Adolescent sons of citizens underwent a two-year mandatory program before re-entering the community as adults with the rights and privileges of citizenship. To finalize their training, they would take the Athenian Oath and promise to be dependable, lawful, and loyal – to protect their community at all costs and to leave it better than they found it. It was a powerful vow taken as part of a rite of passage to citizenship.

The Athenian Oath embodies many characteristics of a good citizen and the values important to the ancient Greeks, which is – I believe – at the heart of great leadership and public service. Essential principles like ethics, character, and competence are prominent: “I will not disgrace my city by an act of dishonesty or cowardice.” I think of trust and courage when I read, “I will not abandon my colleagues in the ranks.” I wonder about the well-being and productivity levels of an organization whose supervisors, colleagues, and co-workers have each other’s back.

Other desirable characteristics of the Oath are lawfulness, respect, leadership, competence, stewardship, and sustainability.

A Code Of Conduct For Leadership

As leaders of communities, you lead the way by sowing seeds of excellence and achievement into your organizations and communities and pushing out the stinkies and the weeds we all have allowed to influence us. One way to do this is to root our personal and organizational cultures in values like practical wisdom, courage, love, self-mastery, justice, and fun.

These values naturally fuse civility and social equity into the essence of any culture and require ethics, able leadership, and a commitment to the common good as centerpieces of good governance.

Better Leaders. Better Communities.

The ideals in the Athenian Oath apply today. Its words still evoke a visceral attraction.

When a leader speaks, people listen. When they lead, others follow. Leaders create positive change and bring out the best in their communities. To do it well, they have to discover the best in themselves. They must be exemplars of what’s possible. They must, as others have said, be the message that they bring.

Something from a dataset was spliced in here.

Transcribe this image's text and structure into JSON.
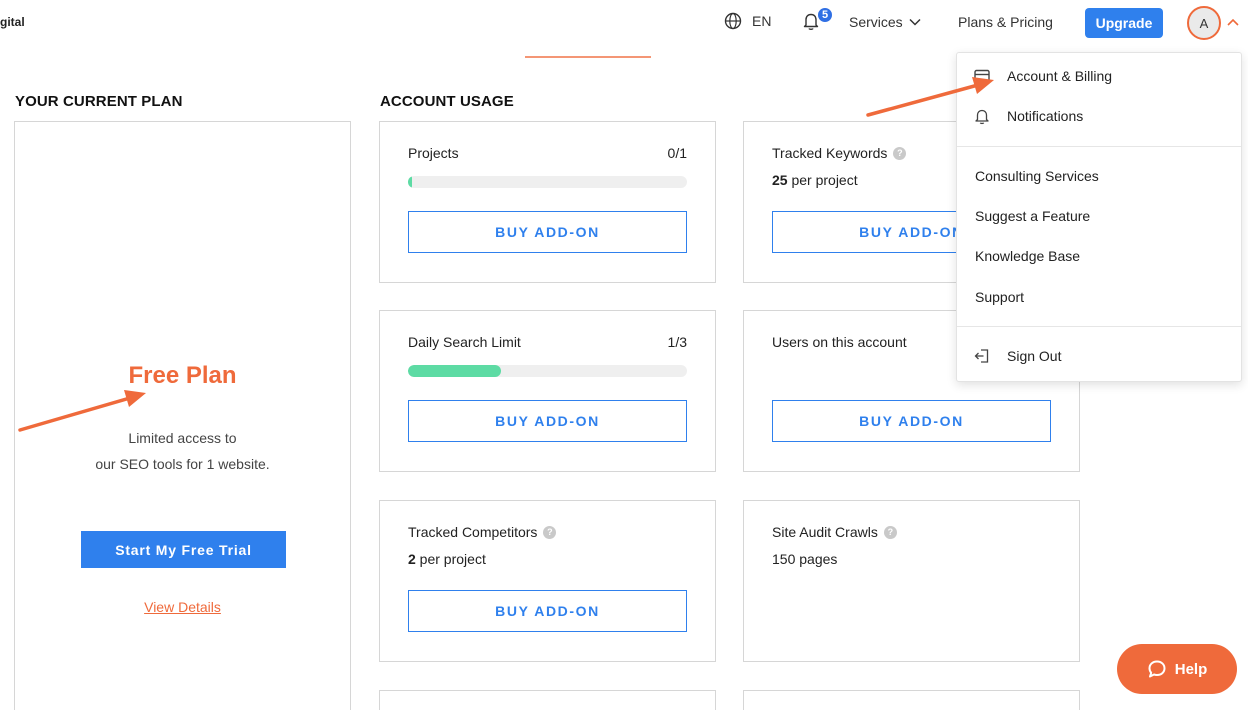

The Oath is a reminder of how we can be better people and better leaders so we build better organizations and communities.

Because if we can do better, then good is not enough.

Excellence in Public Administration